Submitted by Lynn Russo Whylly on Sun, 12/09/2012 - 6:46pm
Maine's highest court will hear arguments this week on whether a private boarding school in central Maine should pay property taxes on facilities it rents to outside groups. The town of Hebron is appealing a Superior Court judgment that Hebron Academy is a "literary and scientific" institution and that most of its real estate is exempt from local property taxes.
Submitted by Lynn Russo Whylly on Sun, 12/09/2012 - 3:39pm
Three western Nebraska school officials accused of failing to report allegations that high school wrestlers sexually assaulted a young teammate at a summer wrestling camp will not face charges, an attorney for two of the officials said Friday.
Submitted by Lynn Russo Whylly on Sun, 12/09/2012 - 2:34pm
The accidental deaths of two special needs students from Hillsborough County Public Schools in Tampa, Fla. this year are shedding light on the need for comprehensive, mandatory emergency preparedness training for paraeducators. In October, 11-year-old Jennifer Caballero, a middle school student with Down syndrome, was found hiding under the bleachers during gym class by a coach, who two weeks earlier had complained to the assistant principal that the exceptional student education (ESE) aides were inattentive. The coach brought her to the aides, and asked them to keep an eye on her.
Submitted by Lynn Russo Whylly on Sun, 12/09/2012 - 2:28pm
Spending reductions caused by the fiscal cliff would be devastating for Kentucky’s public schools, officials say. According to the Kentucky Department of Education, federal funding for public schools would be reduced up to $61 million per year for the next 10 years, affecting more than 1,350 jobs and nearly 130,000 students. Higher education officials in Kentucky and Indiana also are warily eying the fiscal cliff talks.
Submitted by Lynn Russo Whylly on Thu, 12/06/2012 - 4:59pm
The state education board has granted tentative approval to a plan to establish a charter school in Baton Rouge that would serve students with dyslexia. The proposed school — called Louisiana Key Academy — would serve students afflicted with the condition, which impairs the ability to read.
Submitted by Lynn Russo Whylly on Thu, 11/29/2012 - 4:41pm
Gov.-elect Jay Inslee is naming Renton Schools Superintendent Mary Alice Heuschel as his new chief of staff, reaching outside the ranks of Olympia insiders and Capitol Hill staff to fill a position vital to his success in running state government.
Submitted by Lynn Russo Whylly on Thu, 11/29/2012 - 4:30pm
Bills expanding the reach of Detroit's Education Achievement Authority to become a statewide school reform district are progressing in the Michigan Legislature's lame duck session. The House and Senate education committees Thursday adopted amended versions of the bills, but are working out details about how failing schools could leave the EAA.

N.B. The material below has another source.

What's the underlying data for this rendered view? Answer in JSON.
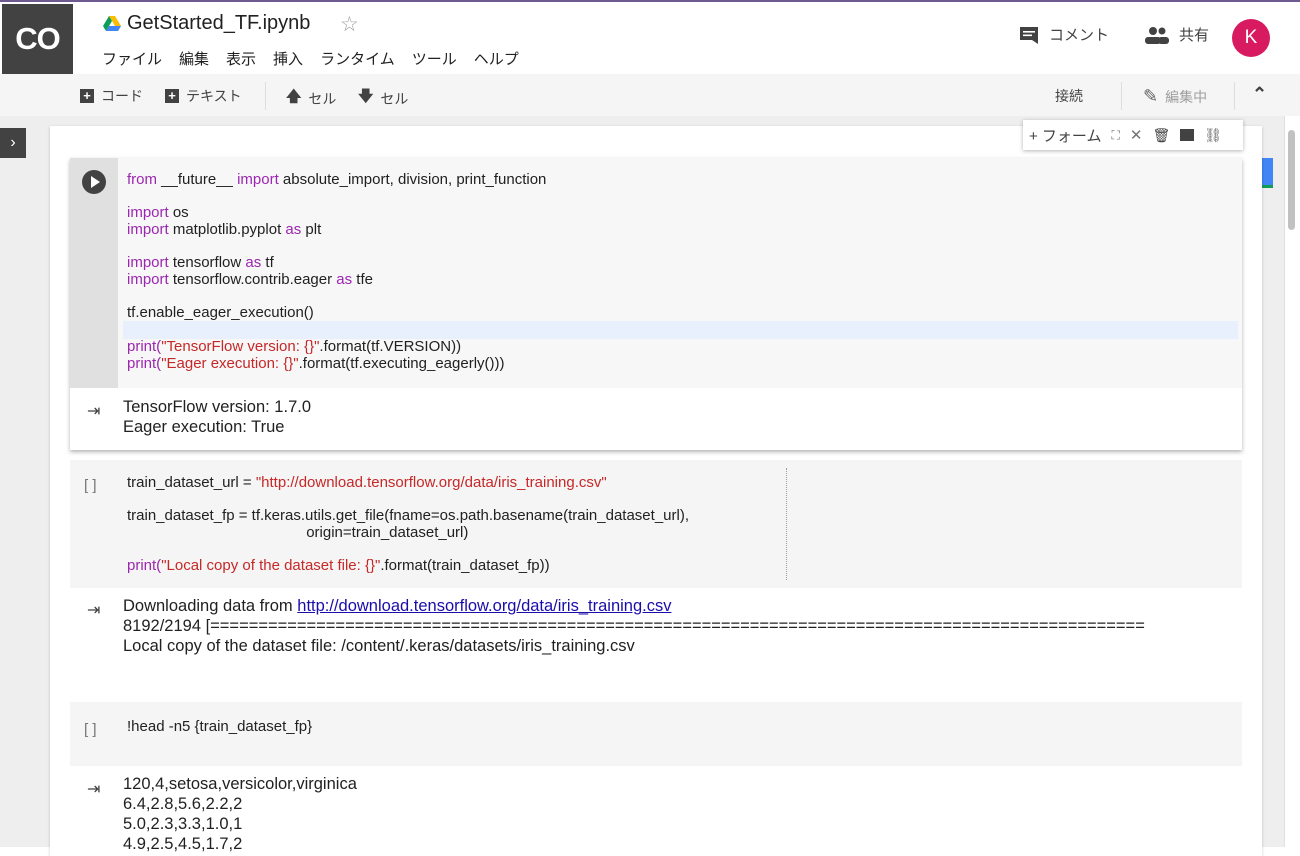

Submitted by Lynn Russo Whylly on Thu, 11/29/2012 - 4:15pm
A crowd of more than a thousand students, parents, and teachers packed First Corinthian Baptist Church in Harlem last night to hear mayoral hopefuls pitch their plans to improve the city's fractured educational system. The candidates continued to distance themselves from many of Mayor Michael Bloomberg's educational policies with denouncements of school closings and co-locations.
Submitted by Lynn Russo Whylly on Thu, 11/29/2012 - 4:10pm
The Camden N.J. Board of Education expressed its support for the KIPP Cooper Norcross Academy proposal, reversing its prior position on the matter. The board's approval of the KIPP plan was due to two board members - Sean Brown and Kathryn Ribay - changing their votes on the proposal. Ribay said she would only support the proposal if the promise of negotiating a contract was put in writing. And so, a contract negotiation clause was added to the resolution.
Submitted by Lynn Russo Whylly on Thu, 11/29/2012 - 3:53pm
Citing chronically poor student performance ratings, West Virginia's Board of Education again voted to fire Jorea Marple as state schools superintendent Thursday after fielding harsh criticism over her dismissal. Two former board members and at least seven active or retired teachers were among the 19 speakers who praised Marple, denounced her firing or called for her reinstatement during the meeting's 90-minute public comment period.